This blog post is excerpted from an in-depth feature on this topic which can be downloaded here at no charge.
“Where you go to school has a big impact on your career.”
It’s a decades-old saying that most of us have heard, and many talented individuals do attend top-tier universities. But in 2020, I nevertheless question why that statement still carries so much weight, especially when we account for the non-academic considerations that go into a student’s enrollment decision, the debate around accuracy of college entrance exams, and the focus on lifelong learning. I believe it is a recruiting capacity problem, dressed in the clothes of quality assessment.

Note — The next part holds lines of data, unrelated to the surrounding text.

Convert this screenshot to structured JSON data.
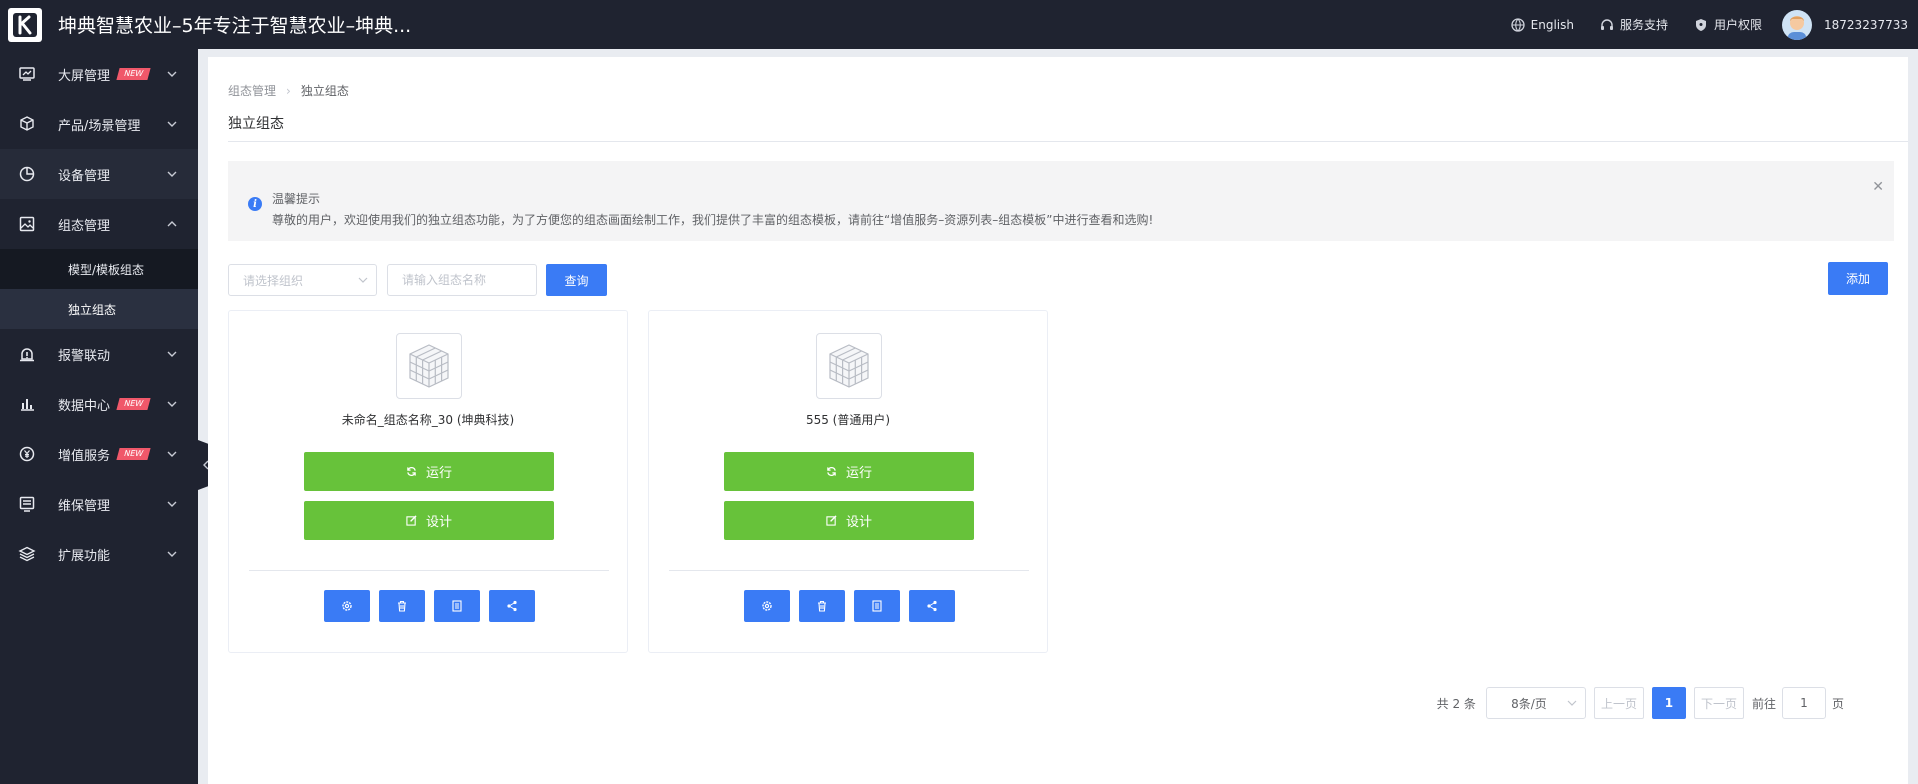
{
  "header": {
    "title": "坤典智慧农业–5年专注于智慧农业–坤典...",
    "language": "English",
    "support": "服务支持",
    "permission": "用户权限",
    "username": "18723237733"
  },
  "sidebar": {
    "items": [
      {
        "label": "大屏管理",
        "badge": "NEW"
      },
      {
        "label": "产品/场景管理"
      },
      {
        "label": "设备管理"
      },
      {
        "label": "组态管理"
      },
      {
        "label": "报警联动"
      },
      {
        "label": "数据中心",
        "badge": "NEW"
      },
      {
        "label": "增值服务",
        "badge": "NEW"
      },
      {
        "label": "维保管理"
      },
      {
        "label": "扩展功能"
      }
    ],
    "submenu": [
      {
        "label": "模型/模板组态"
      },
      {
        "label": "独立组态"
      }
    ]
  },
  "breadcrumb": {
    "parent": "组态管理",
    "current": "独立组态"
  },
  "page_title": "独立组态",
  "alert": {
    "title": "温馨提示",
    "desc": "尊敬的用户，欢迎使用我们的独立组态功能，为了方便您的组态画面绘制工作，我们提供了丰富的组态模板，请前往“增值服务–资源列表–组态模板”中进行查看和选购!"
  },
  "filters": {
    "org_placeholder": "请选择组织",
    "name_placeholder": "请输入组态名称",
    "query_label": "查询",
    "add_label": "添加"
  },
  "cards": [
    {
      "name": "未命名_组态名称_30 (坤典科技)",
      "run_label": "运行",
      "design_label": "设计"
    },
    {
      "name": "555 (普通用户)",
      "run_label": "运行",
      "design_label": "设计"
    }
  ],
  "pagination": {
    "total": "共 2 条",
    "page_size": "8条/页",
    "prev": "上一页",
    "current": "1",
    "next": "下一页",
    "goto_prefix": "前往",
    "goto_value": "1",
    "goto_suffix": "页"
  },
  "colors": {
    "primary": "#3a7bf5",
    "success": "#67c23a",
    "sidebar_bg": "#1f2330",
    "badge": "#f0586a"
  }
}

Companies across the country recognize the importance of eliminating the bias from hiring, and have made great progress by changing their application and interview processes. However, we have not done enough to address the quality bias in university recruiting because, historically, companies needed to rely on universities to be the filter. That means the graduating class that we are recruiting today was filtered down based on a series of decisions four years ago.

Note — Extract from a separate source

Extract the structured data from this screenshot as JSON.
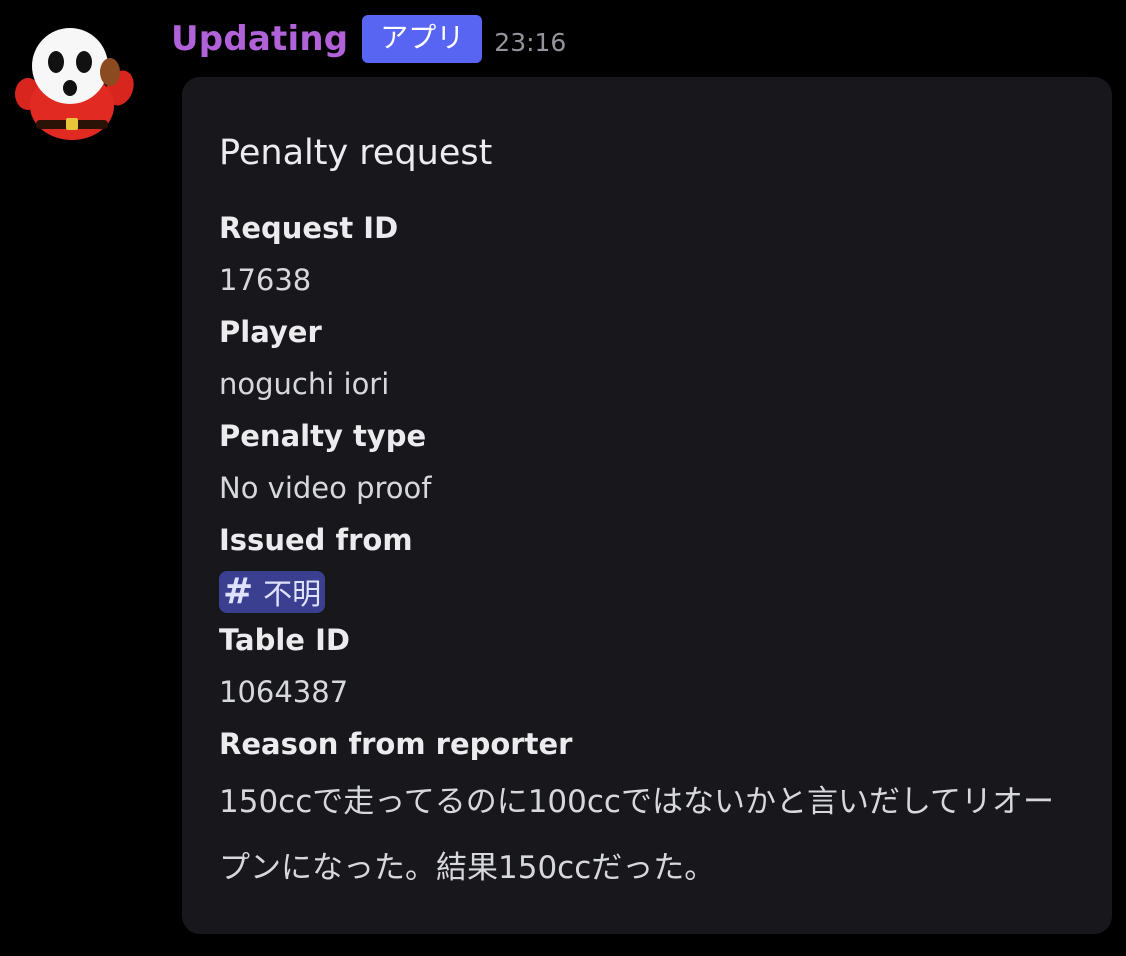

But the budget constraints and necessary tradeoffs of the past do not need to bind us any longer. Talent-acquisition